Your task: Every line of the entries below that carries the string "tabs" should be copied.

--- START ---

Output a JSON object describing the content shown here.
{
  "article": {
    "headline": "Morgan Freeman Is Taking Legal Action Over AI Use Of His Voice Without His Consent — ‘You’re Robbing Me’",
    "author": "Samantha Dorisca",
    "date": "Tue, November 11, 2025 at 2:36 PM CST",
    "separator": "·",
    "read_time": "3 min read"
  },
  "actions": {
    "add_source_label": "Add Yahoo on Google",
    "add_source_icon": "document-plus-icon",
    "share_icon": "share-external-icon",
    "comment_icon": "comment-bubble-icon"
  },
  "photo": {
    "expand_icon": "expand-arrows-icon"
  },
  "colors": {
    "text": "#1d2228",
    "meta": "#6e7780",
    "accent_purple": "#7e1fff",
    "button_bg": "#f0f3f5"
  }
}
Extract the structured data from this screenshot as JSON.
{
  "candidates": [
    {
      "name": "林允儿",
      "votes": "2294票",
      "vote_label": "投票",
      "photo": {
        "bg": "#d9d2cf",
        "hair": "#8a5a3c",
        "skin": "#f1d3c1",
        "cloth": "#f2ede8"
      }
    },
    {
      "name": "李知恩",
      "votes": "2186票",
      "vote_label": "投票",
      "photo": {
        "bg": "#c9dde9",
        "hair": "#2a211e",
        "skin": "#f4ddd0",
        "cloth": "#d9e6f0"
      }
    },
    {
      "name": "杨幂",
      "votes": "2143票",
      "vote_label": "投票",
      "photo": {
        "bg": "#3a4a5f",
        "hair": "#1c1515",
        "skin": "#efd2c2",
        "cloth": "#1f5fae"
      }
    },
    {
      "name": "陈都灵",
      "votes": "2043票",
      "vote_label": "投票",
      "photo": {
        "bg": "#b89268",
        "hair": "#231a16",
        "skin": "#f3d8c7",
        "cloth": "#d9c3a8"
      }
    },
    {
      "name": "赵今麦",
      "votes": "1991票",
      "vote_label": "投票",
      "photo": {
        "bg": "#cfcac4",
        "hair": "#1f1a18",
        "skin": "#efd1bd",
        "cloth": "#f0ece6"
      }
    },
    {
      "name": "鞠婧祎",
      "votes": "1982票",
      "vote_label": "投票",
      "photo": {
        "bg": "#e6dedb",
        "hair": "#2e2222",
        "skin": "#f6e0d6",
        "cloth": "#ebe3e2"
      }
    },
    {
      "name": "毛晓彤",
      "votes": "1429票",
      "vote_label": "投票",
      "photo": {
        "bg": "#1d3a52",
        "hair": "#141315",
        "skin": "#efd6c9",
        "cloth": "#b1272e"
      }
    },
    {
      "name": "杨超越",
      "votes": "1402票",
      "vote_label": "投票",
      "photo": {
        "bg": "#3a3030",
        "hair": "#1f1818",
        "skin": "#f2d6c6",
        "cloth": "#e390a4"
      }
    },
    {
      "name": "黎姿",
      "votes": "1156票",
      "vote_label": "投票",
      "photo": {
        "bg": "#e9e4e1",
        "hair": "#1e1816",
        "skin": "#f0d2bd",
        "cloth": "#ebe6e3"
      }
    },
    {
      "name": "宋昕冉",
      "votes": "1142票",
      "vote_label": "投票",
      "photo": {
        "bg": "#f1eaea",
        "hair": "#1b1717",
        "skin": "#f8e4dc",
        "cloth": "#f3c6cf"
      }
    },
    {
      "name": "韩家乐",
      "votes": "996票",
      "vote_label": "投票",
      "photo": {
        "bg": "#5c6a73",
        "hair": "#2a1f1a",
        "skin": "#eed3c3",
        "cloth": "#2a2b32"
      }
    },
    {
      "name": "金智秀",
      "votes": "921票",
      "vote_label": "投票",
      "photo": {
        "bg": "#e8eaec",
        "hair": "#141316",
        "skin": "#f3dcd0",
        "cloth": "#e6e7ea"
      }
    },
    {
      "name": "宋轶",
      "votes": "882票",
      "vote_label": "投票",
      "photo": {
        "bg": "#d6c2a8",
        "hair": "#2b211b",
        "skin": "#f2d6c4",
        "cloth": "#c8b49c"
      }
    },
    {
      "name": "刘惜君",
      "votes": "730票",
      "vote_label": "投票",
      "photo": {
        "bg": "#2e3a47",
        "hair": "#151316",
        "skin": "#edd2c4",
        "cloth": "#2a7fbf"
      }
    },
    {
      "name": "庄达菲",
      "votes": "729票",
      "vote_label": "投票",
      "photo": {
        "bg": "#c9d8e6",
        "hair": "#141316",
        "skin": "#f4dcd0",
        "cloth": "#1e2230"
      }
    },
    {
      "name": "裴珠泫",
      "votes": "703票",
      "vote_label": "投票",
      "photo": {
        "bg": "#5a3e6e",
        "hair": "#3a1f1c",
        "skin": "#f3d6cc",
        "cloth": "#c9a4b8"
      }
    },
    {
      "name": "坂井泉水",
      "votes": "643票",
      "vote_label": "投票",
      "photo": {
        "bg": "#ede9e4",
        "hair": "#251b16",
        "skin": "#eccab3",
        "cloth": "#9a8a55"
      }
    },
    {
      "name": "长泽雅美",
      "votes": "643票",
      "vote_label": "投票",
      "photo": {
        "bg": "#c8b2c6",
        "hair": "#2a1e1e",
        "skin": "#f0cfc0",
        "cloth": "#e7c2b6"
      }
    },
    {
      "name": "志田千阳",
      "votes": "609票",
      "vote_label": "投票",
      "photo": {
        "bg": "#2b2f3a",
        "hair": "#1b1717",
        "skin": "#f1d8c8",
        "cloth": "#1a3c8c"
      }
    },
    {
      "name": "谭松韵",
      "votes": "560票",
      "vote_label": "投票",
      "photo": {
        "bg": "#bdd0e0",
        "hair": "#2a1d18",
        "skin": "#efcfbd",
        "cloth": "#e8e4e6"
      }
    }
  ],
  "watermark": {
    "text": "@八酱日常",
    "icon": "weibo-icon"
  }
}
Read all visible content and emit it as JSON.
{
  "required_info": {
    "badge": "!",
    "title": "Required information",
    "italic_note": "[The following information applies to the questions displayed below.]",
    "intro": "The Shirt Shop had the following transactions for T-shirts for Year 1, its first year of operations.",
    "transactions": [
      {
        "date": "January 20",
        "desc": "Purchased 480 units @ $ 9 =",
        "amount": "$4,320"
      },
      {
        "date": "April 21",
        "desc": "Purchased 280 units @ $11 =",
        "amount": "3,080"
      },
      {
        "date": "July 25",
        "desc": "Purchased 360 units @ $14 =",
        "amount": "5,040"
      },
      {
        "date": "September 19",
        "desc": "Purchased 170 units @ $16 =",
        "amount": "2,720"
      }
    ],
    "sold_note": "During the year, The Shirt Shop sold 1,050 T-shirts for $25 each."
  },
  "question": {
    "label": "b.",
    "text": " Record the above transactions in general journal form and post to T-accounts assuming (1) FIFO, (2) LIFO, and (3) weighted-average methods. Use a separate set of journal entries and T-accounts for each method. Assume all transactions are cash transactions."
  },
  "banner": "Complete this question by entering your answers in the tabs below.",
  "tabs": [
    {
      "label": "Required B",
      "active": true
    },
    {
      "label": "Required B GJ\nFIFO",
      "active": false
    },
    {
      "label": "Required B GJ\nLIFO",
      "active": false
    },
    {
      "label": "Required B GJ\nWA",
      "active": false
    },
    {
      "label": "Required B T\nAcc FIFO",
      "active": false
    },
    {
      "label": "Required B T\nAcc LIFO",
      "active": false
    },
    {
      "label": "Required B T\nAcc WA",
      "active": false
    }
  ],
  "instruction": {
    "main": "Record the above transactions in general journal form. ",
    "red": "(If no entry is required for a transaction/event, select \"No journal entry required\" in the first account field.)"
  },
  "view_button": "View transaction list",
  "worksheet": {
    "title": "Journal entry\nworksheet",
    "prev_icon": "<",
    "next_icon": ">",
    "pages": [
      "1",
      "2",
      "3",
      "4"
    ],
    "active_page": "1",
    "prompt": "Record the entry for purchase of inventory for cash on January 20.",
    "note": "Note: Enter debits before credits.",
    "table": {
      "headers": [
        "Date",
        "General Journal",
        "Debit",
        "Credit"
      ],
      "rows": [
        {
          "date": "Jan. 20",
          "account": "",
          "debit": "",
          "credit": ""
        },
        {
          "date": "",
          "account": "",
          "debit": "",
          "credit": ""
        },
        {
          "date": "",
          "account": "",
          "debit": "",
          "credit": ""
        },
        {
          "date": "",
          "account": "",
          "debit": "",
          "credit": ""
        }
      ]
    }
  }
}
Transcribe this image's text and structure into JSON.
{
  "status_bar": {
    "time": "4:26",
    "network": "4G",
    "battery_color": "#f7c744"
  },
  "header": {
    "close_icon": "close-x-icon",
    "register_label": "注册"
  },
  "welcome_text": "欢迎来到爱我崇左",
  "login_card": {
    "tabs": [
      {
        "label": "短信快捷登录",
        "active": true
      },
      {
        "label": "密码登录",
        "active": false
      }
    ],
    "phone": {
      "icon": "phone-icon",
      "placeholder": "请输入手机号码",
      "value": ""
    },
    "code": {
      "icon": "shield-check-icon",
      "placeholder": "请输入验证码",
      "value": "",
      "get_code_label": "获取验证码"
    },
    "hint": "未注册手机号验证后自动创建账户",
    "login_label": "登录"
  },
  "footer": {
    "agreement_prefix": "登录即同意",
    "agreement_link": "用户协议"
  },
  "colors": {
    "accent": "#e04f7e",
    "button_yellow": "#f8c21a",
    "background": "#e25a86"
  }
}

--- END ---

Written solution:
  "banner": "Complete this question by entering your answers in the tabs below.",
  "tabs": [
    "tabs": [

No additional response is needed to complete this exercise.